By Maggie Chetty
Scottish Socialists for Independence (SSI) have been exploring a variety of themes/events in their efforts to win undecided voters to the Yes Campaign. We have been very aware of the need to woo traditional Labour voters and some former trade unionists and activists to the position that a vote for Independence is a vote for a new start and an opportunity to turn our backs on the negativity and disappointment of the Thatcher and Blair years. Something that has characterised methods of organisation in the glory days of the seventies and eighties has been that of the Broad Left –building the broadest coalitions of workers and communities in the best Labour movement traditions.
Those of us who were activists with the Scottish Immigrant Labour Council (later Scottish International Labour Council) worked with the Indian Workers Association, Pakistan Social and Cultural Society, shop stewards committees and Labour and Communist Party branches to challenge racist and fascist ideas and to build links between black and ethnic minority communities and the trade union and labour movement. We carried out campaigning against the growing trend of restrictive and racist immigration legislation, supported the struggles of Asian workers in Loughborough, Bradford and Grunwick and held International nights to celebrate the diversity of working class cultures.
Many of us also campaigned against apartheid South Africa during those Thatcher years when the likelihood of success seemed slim but the drive from Scottish comrades that combined with the international movement across the world and in South Africa saw success, with the release of Nelson Mandela in February 1990 and the negotiations for a multi-ethnic bourgeois-democratic Government in South Africa. A source of enduring pride for Scottish comrades was the visit of Nelson Mandela to Glasgow to accept the Freedom of Nine Cities in the UK and to acknowledge Glasgow’s initial effort and campaign.
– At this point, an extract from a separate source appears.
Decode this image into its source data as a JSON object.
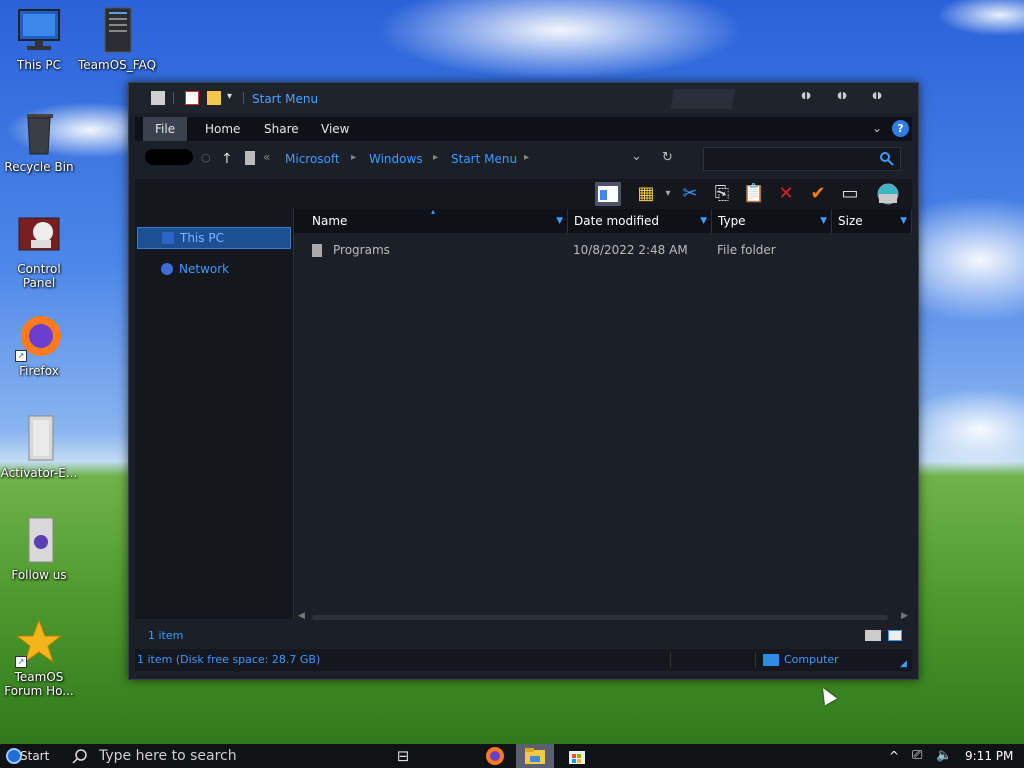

Other great examples of internationalism and working class solidarity saw the UCS shop stewards win a marvellous victory in saving shipyards on the Clyde against the Edward Heath Government with the support of workers from across the length and breadth of the UK and from across the World.
With this in mind I think it is fair to say that traditions of internationalism and solidarity have deep roots in Scottish culture without any sense of triumphalism or ‘Wha’s like us’ sentiment . It is simply a fact of life and those in the Labour Movement who refuse to vote for Independence on the ground of their self-professed ‘internationalism’ are misguided.
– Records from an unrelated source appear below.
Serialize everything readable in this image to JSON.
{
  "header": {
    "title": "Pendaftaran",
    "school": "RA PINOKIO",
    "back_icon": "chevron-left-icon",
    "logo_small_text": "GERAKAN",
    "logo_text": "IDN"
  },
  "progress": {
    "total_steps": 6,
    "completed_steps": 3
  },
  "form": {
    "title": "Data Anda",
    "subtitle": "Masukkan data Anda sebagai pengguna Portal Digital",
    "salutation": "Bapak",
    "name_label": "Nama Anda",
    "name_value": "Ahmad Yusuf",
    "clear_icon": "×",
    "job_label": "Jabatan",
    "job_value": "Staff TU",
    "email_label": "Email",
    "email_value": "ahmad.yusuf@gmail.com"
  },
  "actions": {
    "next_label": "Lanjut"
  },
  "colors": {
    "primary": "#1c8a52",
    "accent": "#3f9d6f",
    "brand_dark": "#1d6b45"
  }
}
So on Sunday 16th February 2014 we shall welcoming Councillor Feargal Dalton SNP, Dr Serjinder Singh Zafar Hakim of the STUC’S One Workplace Equal RightsProject, LouIse Robertson of West Dunbartonshire’s Women for Independence, Alasdair Gray, writer/ Artist and Scottish and Irish musicians at Partick Bowling Club 30 Fortrose Street G11 5NS.This will be an evening of discussion, poetry and Music around the theme of ‘Culture and Independence’ (£5/3)
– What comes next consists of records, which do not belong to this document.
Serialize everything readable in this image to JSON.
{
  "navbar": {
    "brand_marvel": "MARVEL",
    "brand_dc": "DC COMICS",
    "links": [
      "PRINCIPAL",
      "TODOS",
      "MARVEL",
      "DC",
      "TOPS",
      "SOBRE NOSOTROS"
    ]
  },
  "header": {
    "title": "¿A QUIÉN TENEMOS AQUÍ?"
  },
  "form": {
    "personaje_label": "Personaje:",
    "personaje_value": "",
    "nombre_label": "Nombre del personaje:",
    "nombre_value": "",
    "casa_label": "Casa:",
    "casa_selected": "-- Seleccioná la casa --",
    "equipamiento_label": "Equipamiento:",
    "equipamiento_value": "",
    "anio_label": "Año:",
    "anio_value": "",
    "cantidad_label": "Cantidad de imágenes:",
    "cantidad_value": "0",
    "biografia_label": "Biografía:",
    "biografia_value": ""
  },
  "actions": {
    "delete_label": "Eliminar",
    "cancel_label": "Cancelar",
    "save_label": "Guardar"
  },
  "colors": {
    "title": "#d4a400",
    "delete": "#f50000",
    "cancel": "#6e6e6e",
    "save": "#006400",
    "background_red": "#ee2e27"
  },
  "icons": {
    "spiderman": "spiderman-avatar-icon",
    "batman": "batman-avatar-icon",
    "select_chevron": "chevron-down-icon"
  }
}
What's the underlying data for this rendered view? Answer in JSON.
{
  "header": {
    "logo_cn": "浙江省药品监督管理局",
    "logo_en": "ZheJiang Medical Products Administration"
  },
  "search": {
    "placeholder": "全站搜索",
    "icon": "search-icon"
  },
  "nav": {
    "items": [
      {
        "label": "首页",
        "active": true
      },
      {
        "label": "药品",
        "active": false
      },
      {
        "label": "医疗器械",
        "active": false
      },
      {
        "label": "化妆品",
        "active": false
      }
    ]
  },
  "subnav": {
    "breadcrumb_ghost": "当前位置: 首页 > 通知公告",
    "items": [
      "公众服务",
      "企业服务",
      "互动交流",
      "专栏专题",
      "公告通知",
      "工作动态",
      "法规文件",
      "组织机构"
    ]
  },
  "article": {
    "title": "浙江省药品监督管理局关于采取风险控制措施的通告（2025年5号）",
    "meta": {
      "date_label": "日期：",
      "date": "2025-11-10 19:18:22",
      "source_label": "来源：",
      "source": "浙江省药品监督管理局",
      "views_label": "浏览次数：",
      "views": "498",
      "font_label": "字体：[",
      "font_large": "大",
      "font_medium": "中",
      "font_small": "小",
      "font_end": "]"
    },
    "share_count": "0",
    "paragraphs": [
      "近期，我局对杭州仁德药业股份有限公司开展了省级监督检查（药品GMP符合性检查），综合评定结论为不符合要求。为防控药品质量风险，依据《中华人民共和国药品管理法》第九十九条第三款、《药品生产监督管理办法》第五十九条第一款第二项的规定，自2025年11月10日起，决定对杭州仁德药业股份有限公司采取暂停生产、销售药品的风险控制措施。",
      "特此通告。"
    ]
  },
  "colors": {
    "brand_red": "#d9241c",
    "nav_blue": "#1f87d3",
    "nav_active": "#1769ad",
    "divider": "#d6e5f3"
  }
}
Those of us who campaigned in the seventies and eighties for an equal society including ethnicity class and gender, are horrified to see the current campaigns of the Westminster Government to undermine equality legislation. An independent Scotland could provide an alternative vision for brothers and sisters everywhere.